> **Exercise instructions**: Which lines of the entries contain the word "project"? Please list them.

> **Dataset extract**:
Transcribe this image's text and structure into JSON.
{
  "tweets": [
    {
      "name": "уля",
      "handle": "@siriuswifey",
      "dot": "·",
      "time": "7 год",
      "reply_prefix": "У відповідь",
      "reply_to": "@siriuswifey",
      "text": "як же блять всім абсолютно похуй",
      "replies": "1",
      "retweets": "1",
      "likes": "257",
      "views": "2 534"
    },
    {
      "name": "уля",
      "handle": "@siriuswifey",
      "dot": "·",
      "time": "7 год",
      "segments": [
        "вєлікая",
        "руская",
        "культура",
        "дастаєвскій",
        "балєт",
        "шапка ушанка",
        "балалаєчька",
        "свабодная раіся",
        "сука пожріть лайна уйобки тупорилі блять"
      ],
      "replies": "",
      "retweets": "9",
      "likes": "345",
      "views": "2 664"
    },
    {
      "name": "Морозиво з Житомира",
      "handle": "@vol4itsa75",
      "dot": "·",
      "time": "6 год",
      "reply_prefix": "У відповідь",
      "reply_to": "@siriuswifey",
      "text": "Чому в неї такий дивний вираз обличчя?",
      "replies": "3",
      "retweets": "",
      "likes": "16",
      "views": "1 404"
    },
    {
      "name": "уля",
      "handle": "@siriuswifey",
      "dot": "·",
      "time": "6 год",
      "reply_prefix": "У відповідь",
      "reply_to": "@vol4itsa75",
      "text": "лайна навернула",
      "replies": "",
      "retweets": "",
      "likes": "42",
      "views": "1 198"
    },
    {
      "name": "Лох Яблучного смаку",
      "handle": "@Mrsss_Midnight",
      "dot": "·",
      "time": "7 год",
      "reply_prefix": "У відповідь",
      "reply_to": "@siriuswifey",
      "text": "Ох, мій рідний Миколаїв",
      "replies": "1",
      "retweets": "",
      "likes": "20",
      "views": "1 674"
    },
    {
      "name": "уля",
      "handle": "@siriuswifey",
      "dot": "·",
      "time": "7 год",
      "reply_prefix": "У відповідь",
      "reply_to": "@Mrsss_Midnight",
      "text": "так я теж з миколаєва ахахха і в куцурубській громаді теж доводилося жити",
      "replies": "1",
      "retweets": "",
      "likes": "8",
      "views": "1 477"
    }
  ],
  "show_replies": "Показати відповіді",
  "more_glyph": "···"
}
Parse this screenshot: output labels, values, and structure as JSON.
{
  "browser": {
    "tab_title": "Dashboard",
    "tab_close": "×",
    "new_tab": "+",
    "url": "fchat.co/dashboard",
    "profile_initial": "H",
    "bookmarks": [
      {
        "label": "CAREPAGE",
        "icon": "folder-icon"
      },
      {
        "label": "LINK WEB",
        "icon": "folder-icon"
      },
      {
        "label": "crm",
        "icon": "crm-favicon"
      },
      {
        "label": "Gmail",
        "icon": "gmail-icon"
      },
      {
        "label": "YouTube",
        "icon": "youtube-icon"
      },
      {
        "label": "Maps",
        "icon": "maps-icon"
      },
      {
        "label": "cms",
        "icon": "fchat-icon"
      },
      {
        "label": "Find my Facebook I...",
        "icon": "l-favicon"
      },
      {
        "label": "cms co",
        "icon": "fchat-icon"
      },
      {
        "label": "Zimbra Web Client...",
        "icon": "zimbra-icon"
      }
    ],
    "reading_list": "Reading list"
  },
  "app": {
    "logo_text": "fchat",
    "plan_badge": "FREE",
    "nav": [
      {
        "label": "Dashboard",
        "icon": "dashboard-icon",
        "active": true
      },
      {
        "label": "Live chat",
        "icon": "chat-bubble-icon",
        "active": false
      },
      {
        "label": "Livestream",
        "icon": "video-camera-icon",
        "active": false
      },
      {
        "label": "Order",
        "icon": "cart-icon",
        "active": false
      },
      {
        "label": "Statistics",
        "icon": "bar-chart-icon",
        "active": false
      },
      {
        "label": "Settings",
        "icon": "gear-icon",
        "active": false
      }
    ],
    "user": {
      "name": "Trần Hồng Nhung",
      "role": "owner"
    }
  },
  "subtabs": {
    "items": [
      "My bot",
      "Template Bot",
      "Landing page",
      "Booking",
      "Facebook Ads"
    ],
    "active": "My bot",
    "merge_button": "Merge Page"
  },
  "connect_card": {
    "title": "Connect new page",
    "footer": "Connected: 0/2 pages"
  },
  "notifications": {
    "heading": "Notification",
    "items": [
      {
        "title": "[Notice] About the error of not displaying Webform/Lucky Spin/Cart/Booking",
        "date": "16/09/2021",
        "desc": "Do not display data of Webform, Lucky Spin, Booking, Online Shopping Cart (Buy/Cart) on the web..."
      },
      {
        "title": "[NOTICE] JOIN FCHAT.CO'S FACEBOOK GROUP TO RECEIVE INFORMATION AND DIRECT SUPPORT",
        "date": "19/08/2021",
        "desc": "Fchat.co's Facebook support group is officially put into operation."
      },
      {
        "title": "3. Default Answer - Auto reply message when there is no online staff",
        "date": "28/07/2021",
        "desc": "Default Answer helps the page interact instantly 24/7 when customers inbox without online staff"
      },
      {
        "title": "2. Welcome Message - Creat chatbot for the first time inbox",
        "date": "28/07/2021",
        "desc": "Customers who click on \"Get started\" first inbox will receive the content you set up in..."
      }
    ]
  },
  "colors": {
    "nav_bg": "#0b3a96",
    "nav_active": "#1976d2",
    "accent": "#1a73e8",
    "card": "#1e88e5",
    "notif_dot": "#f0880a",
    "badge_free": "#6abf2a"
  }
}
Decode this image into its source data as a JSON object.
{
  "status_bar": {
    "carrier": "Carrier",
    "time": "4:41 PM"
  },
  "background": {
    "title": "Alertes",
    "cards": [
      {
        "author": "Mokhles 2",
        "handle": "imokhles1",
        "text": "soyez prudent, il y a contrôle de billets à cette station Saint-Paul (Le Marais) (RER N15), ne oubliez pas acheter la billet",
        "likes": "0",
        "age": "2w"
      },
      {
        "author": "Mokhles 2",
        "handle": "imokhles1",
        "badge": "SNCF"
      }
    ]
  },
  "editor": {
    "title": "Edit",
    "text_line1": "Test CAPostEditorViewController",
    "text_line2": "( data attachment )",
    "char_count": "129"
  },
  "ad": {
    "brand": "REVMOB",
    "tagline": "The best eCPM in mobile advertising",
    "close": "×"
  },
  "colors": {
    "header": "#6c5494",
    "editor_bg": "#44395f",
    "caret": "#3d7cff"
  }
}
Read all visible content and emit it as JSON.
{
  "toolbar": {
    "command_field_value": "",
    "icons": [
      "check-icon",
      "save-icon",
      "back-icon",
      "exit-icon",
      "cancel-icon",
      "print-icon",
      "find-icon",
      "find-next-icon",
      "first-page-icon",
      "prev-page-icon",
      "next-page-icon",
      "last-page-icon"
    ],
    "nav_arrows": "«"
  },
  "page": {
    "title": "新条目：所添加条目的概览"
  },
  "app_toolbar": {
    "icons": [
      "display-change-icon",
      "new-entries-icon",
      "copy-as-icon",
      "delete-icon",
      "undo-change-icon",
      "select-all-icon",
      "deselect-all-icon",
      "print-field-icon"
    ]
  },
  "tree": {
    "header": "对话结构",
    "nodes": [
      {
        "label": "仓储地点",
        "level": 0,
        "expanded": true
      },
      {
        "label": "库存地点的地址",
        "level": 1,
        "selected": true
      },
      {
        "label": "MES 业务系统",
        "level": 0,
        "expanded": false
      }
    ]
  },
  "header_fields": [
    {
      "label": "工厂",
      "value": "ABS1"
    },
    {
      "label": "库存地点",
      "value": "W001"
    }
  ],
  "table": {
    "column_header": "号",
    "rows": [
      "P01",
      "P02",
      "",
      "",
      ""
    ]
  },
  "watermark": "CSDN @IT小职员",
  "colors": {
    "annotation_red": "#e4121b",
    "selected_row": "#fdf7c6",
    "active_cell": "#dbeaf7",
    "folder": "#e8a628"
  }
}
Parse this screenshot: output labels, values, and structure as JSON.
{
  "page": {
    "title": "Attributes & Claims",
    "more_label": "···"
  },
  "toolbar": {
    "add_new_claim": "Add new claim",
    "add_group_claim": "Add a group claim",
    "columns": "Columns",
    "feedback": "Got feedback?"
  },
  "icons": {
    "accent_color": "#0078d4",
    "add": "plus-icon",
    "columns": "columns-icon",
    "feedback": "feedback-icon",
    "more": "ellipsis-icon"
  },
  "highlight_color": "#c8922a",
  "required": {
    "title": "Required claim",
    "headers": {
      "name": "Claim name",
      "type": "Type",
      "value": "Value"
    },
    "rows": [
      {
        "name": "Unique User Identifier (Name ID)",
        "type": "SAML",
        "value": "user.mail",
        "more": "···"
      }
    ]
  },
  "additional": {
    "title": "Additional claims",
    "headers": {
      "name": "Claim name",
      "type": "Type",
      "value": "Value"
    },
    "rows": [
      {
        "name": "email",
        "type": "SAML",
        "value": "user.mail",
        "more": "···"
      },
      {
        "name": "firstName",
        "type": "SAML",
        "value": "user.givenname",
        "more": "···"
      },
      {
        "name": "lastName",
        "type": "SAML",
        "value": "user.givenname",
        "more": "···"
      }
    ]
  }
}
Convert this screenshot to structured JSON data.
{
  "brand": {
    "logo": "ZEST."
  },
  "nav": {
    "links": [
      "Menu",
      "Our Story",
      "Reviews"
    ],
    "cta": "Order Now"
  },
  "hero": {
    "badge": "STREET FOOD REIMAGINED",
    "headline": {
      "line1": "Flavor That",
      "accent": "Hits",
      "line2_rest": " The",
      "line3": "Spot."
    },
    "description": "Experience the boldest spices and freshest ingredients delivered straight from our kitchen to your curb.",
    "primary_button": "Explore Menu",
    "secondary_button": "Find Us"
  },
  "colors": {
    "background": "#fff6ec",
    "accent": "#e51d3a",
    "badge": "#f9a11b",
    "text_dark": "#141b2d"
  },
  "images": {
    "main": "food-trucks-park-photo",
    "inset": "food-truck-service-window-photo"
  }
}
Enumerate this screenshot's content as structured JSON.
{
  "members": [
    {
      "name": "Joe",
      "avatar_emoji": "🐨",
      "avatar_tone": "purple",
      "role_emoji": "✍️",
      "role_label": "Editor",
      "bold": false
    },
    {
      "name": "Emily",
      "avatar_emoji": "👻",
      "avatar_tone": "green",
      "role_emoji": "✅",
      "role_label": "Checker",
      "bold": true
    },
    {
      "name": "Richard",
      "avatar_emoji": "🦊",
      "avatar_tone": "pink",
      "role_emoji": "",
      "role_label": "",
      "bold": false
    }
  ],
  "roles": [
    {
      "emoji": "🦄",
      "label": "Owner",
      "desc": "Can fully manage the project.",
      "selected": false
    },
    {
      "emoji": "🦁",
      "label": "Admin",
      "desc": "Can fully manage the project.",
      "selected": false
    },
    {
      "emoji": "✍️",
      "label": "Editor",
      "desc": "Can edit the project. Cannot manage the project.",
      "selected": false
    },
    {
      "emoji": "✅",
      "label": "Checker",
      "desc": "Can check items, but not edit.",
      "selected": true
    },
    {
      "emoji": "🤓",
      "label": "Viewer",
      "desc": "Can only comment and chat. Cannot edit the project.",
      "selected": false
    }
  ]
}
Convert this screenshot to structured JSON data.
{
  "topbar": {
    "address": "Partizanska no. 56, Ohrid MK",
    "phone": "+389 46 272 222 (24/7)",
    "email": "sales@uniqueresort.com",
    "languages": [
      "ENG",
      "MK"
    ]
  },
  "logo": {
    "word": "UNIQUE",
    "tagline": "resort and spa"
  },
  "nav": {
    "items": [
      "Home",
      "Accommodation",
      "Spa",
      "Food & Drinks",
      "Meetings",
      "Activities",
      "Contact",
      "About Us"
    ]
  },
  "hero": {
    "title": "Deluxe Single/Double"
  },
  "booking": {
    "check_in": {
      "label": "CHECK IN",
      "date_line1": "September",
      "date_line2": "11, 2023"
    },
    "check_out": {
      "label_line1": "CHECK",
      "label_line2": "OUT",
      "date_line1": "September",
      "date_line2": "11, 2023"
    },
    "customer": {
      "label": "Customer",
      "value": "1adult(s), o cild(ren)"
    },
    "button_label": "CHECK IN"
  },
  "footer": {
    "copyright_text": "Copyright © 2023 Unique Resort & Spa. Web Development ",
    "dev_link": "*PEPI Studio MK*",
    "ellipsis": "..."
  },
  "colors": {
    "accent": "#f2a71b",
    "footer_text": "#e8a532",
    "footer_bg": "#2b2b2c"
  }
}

> **Task solution**:
      "desc": "Can fully manage the project.",
      "desc": "Can fully manage the project.",
      "desc": "Can edit the project. Cannot manage the project.",
      "desc": "Can only comment and chat. Cannot edit the project.",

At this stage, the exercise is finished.